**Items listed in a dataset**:
+++++

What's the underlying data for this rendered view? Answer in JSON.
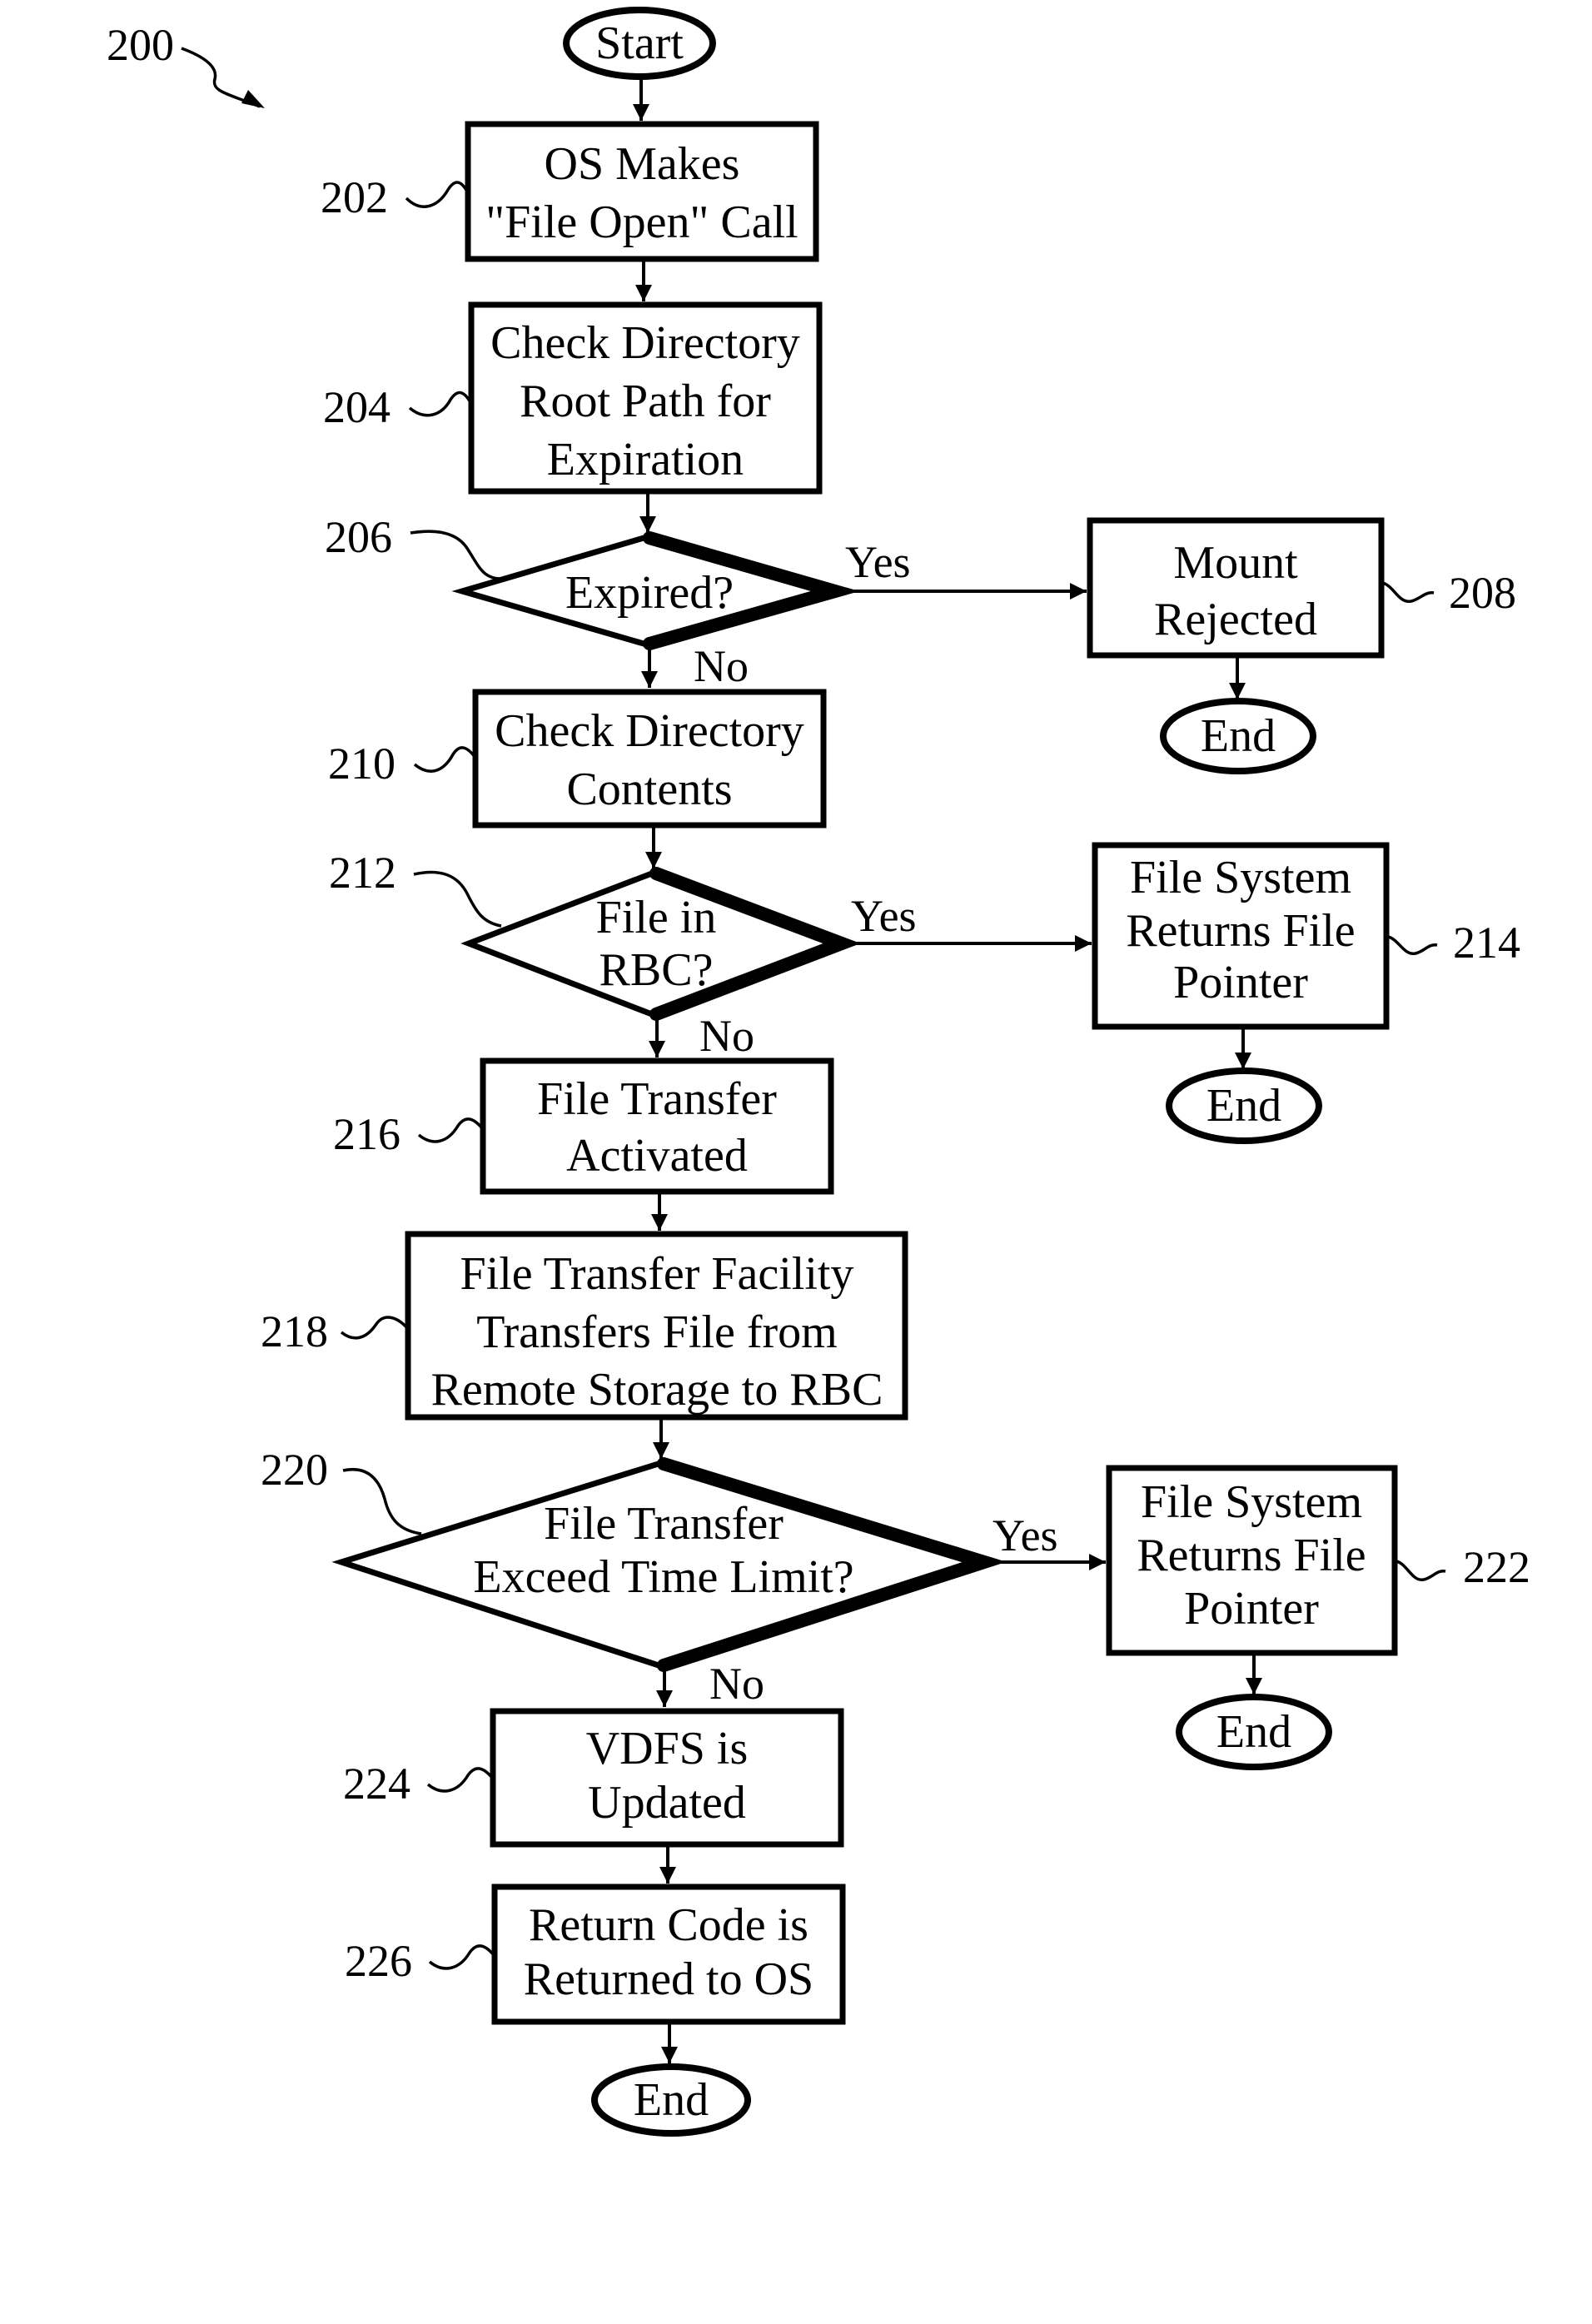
{
  "figure": {
    "reference": "200",
    "start": "Start",
    "end": "End",
    "yes": "Yes",
    "no": "No"
  },
  "steps": {
    "s202": {
      "ref": "202",
      "lines": [
        "OS Makes",
        "\"File Open\" Call"
      ]
    },
    "s204": {
      "ref": "204",
      "lines": [
        "Check Directory",
        "Root Path for",
        "Expiration"
      ]
    },
    "s206": {
      "ref": "206",
      "lines": [
        "Expired?"
      ]
    },
    "s208": {
      "ref": "208",
      "lines": [
        "Mount",
        "Rejected"
      ]
    },
    "s210": {
      "ref": "210",
      "lines": [
        "Check Directory",
        "Contents"
      ]
    },
    "s212": {
      "ref": "212",
      "lines": [
        "File in",
        "RBC?"
      ]
    },
    "s214": {
      "ref": "214",
      "lines": [
        "File System",
        "Returns File",
        "Pointer"
      ]
    },
    "s216": {
      "ref": "216",
      "lines": [
        "File Transfer",
        "Activated"
      ]
    },
    "s218": {
      "ref": "218",
      "lines": [
        "File Transfer Facility",
        "Transfers File from",
        "Remote Storage to RBC"
      ]
    },
    "s220": {
      "ref": "220",
      "lines": [
        "File Transfer",
        "Exceed Time Limit?"
      ]
    },
    "s222": {
      "ref": "222",
      "lines": [
        "File System",
        "Returns File",
        "Pointer"
      ]
    },
    "s224": {
      "ref": "224",
      "lines": [
        "VDFS is",
        "Updated"
      ]
    },
    "s226": {
      "ref": "226",
      "lines": [
        "Return Code is",
        "Returned to OS"
      ]
    }
  }
}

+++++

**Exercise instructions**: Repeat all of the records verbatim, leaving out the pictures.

**Response below**:
What's the underlying data for this rendered view? Answer in JSON.
{
  "figure": {
    "reference": "200",
    "start": "Start",
    "end": "End",
    "yes": "Yes",
    "no": "No"
  },
  "steps": {
    "s202": {
      "ref": "202",
      "lines": [
        "OS Makes",
        "\"File Open\" Call"
      ]
    },
    "s204": {
      "ref": "204",
      "lines": [
        "Check Directory",
        "Root Path for",
        "Expiration"
      ]
    },
    "s206": {
      "ref": "206",
      "lines": [
        "Expired?"
      ]
    },
    "s208": {
      "ref": "208",
      "lines": [
        "Mount",
        "Rejected"
      ]
    },
    "s210": {
      "ref": "210",
      "lines": [
        "Check Directory",
        "Contents"
      ]
    },
    "s212": {
      "ref": "212",
      "lines": [
        "File in",
        "RBC?"
      ]
    },
    "s214": {
      "ref": "214",
      "lines": [
        "File System",
        "Returns File",
        "Pointer"
      ]
    },
    "s216": {
      "ref": "216",
      "lines": [
        "File Transfer",
        "Activated"
      ]
    },
    "s218": {
      "ref": "218",
      "lines": [
        "File Transfer Facility",
        "Transfers File from",
        "Remote Storage to RBC"
      ]
    },
    "s220": {
      "ref": "220",
      "lines": [
        "File Transfer",
        "Exceed Time Limit?"
      ]
    },
    "s222": {
      "ref": "222",
      "lines": [
        "File System",
        "Returns File",
        "Pointer"
      ]
    },
    "s224": {
      "ref": "224",
      "lines": [
        "VDFS is",
        "Updated"
      ]
    },
    "s226": {
      "ref": "226",
      "lines": [
        "Return Code is",
        "Returned to OS"
      ]
    }
  }
}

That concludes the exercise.